On February 5, 2014, a Superior Court of Pennsylvania issued an interesting and important decision explaining when claims must be brought derivatively as opposed to individually in the name of a shareholder. Hill v. Ofalt, 85 A.3d 540 (Pa. Super. Ct. 2014).

A “derivative” claim is a lawsuit brought by a shareholder on behalf of the corporation against a third-party. The central issue in Hill v. Ofalt, was whether or not Thomas Hill (“Hill”) a 50% shareholder of a closely held Pennsylvania corporation called Millstone Restaurant Company, Inc. (“Millstone”) could assert direct claims alleging breach of contract, breach of fiduciary duty, unjust enrichment, and conversion and seeking declaratory relief all against the other 50% shareholder, Defendant Ronald Ofalt (“Ofalt”). After considering the nature of those claims, the Superior Court of Pennsylvania held that Hill could not assert those claims directly. In other words, the Pennsylvania Appellate Court agreed with the Trial Court that those claims belonged to the corporation and therefore had to be asserted derivatively. Nevertheless, the Hill Court reversed the Trial Court’s denial of Hill’s motion to amend the complaint, so as to assert derivative claims.

The decision is important and interesting because it provides a good explanation as to when claims must be brought derivatively as opposed to individually in Pennsylvania. In summary, the analysis hinges on who suffered the complained damages as alleged in the complaint. In this case, the Plaintiff alleged that Ofalt was stealing from the corporation. Moreover, Hill alleged that Ofalt stole trustee taxes from the company. Furthermore, Hill alleged as a result of Ofalt’s unlawful activities the corporation eventually went out of business exposing Hill to personal financial peril because he personally guaranteed the corporation’s mortgage.

The Superior Court of Pennsylvania analyzed each of the claims raised in the complaint. The Hill Court held, “under established Pennsylvania law, a shareholder does not have standing to institute a direct suit for "a harm [that is] peculiar to the corporation and that is only indirectly injurious to the shareholder." Hill v. Ofalt, 85 A.3d at 548 (quoting, Reifsnyder v. Pgh. Outdoor Adver. Co., 405 Pa. 142, 173 A.2d 319, 321 (Pa. 1961)).” Rather, such a claim belongs to, and is an asset of, the corporation.
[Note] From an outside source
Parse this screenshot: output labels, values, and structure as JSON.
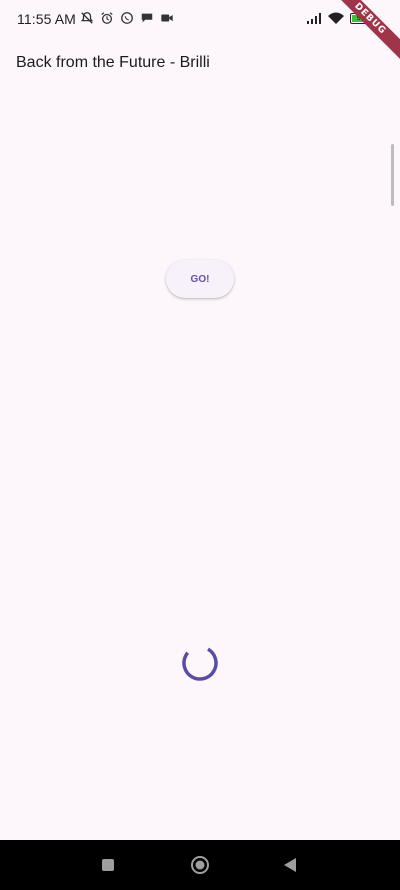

Id. “To have standing to sue individually, the shareholder must allege a direct, personal injury – that is independent of any injury to the corporation – and the shareholder must be entitled to receive the benefit of any recovery.” Hill v. Ofalt, 85 A.3d at 549. Because the Court concluded the primary injuries suffered as a result of the alleged unlawful activities were borne by the corporation the Court held the claims must be brought derivatively.

The decision in dicta (a part of the opinion which went beyond the facts of the case) discussed whether or not a Pennsylvania shareholder could individually assert minority oppression claims under Pennsylvania law. Id. at 550. The Court relied upon previously decided cases and said that an oppressed minority shareholder could assert direct claims against the majority shareholder. Id. (considering, Feber v. Am. Lamp. Corp., 469 A.2d 1046, 1050 (Pa. 1983); Viener v. Jacobs, 834 A.2d 546, 556 (Pa. Super. 2003). Because Hill did not assert oppression claim against Ofalt, the Court did not reverse.

One of the unique things about litigating in Pennsylvania is “preliminary objections.” Pennsylvania requires litigants to plead with specificity (as opposed to most states which are merely notice pleading states). If the case is not plead with specificity it is subject to dismissal by way of preliminary objections. Hence, when asserting minority oppression claims in a Pennsylvania action it is extremely important to set forth specific ways the minority shareholder was injured (as opposed to the corporation).

Finally, when drafting or responding to a complaint filed in Pennsylvania state court, it is imperative that the claim be properly asserted derivatively or individually. The Hill decision provides guidance on this issue.